Simple thoughts said...

Texas will go to palin in the primaries she has a very strong base there.

she gave rick perry a 12 point boost over KBH

romney is NOT a strong in texas

Josh Putnam said...

No, I suspect you're right, AKR. Romney is not one of those traditional Texas Republicans. But I don't guess McCain was either. All that will depend on how the calendar sets up. Texas has attempted to move up, but if the parties aren't successful in changing the calendar (and it stays relatively similar to 2008) then it may not matter whether Palin is better than Romney in Texas. It will be over by then.

But my bet is on the parties being able to shift things back to a March starting point (after IA, NH, SC and NV in February) at the least. That, though, will have a lot to say about whether Texas matters.

Simple thoughts said...

at this point I see romney getting much of the north east,mormon vote in the utah/nevada/idaho area, and he may get most of the midwest.

I see palin getting all of the plain states, and the south states.
Iowa is everything. If palin does not win Iowa. it's over. If palin wins Iowa. huckabee will drop out, and she will be in a bloody battle with romney to the end.

Jack said...

Hi from Ohio's 12th Congressional District, represented by Republican Patrick J. Tiberi.

I don't see too much for Republicans to panic over here. A five-point lead among registered voters in Texas probably translates to a somewhat larger likely-voter lead. During the 2008 campaign season, it was not unheard of for a safe state to show close margins early in the process (New Jersey, for example). And this is beyond early.

Josh Putnam said...

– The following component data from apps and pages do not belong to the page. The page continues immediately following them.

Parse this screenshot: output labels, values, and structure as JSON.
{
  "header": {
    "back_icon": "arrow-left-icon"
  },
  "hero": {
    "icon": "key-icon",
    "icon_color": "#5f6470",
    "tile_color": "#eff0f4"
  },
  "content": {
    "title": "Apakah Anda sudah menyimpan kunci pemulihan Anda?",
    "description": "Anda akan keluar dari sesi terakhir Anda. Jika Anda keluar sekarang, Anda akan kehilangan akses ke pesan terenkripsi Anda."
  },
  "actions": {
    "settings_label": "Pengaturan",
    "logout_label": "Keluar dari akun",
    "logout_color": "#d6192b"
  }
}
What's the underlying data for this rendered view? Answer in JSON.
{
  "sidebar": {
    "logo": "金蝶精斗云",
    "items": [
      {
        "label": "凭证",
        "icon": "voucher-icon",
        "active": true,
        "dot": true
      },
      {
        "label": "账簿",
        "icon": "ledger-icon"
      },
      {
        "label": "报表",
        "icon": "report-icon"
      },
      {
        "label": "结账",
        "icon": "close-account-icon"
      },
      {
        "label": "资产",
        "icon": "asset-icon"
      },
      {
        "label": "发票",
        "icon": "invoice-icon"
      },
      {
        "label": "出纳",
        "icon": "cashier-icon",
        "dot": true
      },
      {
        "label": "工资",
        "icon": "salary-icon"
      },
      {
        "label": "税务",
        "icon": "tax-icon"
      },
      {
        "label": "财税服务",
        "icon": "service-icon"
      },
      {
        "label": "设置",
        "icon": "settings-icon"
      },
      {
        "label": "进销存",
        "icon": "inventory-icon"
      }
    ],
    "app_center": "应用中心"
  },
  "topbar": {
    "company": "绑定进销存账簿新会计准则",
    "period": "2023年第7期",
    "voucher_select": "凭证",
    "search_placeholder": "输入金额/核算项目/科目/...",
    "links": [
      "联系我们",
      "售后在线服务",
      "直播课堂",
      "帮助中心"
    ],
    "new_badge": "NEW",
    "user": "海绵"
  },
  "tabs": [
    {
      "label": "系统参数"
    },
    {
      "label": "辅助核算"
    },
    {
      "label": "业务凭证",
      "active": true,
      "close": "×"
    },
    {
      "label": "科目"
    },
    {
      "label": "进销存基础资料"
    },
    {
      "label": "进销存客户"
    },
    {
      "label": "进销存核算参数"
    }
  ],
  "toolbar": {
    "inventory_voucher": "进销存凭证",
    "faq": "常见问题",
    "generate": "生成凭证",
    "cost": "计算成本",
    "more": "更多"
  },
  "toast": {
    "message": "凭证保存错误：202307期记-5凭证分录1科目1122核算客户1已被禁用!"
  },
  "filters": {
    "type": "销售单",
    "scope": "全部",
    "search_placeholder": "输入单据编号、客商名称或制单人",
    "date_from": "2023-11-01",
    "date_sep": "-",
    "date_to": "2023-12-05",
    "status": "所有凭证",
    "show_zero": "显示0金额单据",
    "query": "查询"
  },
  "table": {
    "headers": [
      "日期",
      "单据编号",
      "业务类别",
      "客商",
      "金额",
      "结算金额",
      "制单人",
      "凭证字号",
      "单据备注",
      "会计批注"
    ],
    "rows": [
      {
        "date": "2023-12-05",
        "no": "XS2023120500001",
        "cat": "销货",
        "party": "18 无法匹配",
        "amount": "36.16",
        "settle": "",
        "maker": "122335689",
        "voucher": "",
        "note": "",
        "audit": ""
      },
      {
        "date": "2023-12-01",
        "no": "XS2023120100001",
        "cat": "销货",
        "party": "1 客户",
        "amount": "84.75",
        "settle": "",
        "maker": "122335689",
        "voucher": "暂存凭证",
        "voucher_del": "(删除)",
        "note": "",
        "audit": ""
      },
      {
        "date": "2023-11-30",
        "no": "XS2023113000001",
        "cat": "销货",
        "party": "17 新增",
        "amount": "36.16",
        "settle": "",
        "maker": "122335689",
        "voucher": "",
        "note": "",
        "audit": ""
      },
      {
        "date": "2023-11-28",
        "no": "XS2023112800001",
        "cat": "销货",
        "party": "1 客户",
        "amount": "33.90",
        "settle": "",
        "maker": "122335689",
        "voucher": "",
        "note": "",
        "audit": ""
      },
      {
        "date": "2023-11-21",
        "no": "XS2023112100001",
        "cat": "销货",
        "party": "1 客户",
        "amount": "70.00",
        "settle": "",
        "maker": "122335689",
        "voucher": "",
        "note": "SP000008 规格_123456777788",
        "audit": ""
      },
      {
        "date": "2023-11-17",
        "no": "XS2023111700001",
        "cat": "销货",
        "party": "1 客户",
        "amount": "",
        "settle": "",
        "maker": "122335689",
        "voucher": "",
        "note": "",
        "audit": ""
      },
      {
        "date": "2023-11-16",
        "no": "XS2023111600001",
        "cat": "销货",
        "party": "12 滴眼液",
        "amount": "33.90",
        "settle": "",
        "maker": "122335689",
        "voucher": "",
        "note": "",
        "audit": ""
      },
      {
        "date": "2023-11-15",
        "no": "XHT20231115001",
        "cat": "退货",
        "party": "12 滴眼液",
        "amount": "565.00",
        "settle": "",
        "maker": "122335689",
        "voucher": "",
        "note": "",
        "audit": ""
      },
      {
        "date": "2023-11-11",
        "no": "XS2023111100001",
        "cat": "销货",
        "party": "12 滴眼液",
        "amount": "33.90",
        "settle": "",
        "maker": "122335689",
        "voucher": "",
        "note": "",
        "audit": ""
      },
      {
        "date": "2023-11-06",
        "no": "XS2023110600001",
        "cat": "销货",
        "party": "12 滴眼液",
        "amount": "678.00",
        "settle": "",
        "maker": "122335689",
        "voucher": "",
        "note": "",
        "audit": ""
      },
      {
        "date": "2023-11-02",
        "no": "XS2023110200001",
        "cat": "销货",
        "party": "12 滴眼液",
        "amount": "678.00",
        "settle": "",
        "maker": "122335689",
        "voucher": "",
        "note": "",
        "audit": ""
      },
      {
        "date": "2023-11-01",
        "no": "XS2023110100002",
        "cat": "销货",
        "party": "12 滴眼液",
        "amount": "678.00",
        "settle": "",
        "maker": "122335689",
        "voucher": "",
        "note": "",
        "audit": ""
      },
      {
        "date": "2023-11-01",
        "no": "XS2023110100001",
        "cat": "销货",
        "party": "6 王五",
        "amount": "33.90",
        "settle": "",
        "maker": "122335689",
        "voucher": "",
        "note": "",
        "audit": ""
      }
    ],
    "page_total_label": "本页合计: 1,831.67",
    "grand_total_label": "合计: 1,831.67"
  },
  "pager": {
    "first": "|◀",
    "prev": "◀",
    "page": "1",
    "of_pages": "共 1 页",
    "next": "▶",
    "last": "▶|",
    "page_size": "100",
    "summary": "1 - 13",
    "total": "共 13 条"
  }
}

Hey Jack. Good to hear from you. I assumed you were on the road. I'm spending my last day in Mike McIntyre's NC-07 district. He hasn't indicated whether he's running for the Burr senate seat next year, but he did fly in from DC this week to deliver a nice, big check for the district.

No, it definitely isn't something the GOP should worry about, per se. Not in 2012 at least. If the Hispanic gap continues to grow, the Republican Party will need to worry. But I don't think that will increase enough in Texas to swing the state. 2016 maybe, 2020 even more so. But 2012, not so much.

Let's look at 2008. Of the 12 polls conducted in Texas between Super Tuesday and the end of June in Texas, Obama was within single digits of McCain in eight of them. So no, this isn't terribly indicative.

...but it is fun to look at.

Again AKR, that is a reasonable conclusion, but the ordering will matter (as will the winner-take-all rules on the GOP side). I agree: Iowa is make or break for Palin.

Anonymous said...

Don't assume state-level polls are what will matter in 2012.

The National Popular Vote bill has passed 29 state legislative chambers, in small, medium-small, medium, and large states, including one house in Arkansas, Connecticut, Delaware, Maine, Michigan, Nevada, New Mexico, North Carolina, and Oregon, and both houses in California, Colorado, Hawaii, Illinois, New Jersey, Maryland, Massachusetts, Rhode Island, Vermont, and Washington. The bill has been enacted by Hawaii, Illinois, New Jersey, Maryland, and Washington. These five states possess 61 electoral votes -- 23% of the 270 necessary to bring the law into effect.


Robert said...

Be careful what you ask for. The national popular vote means that 6-8 states decide the outcome.

Josh Putnam said...

Very succinct, Rob. You've really honed your argument.

Robert said...

I'll take that as a compliment.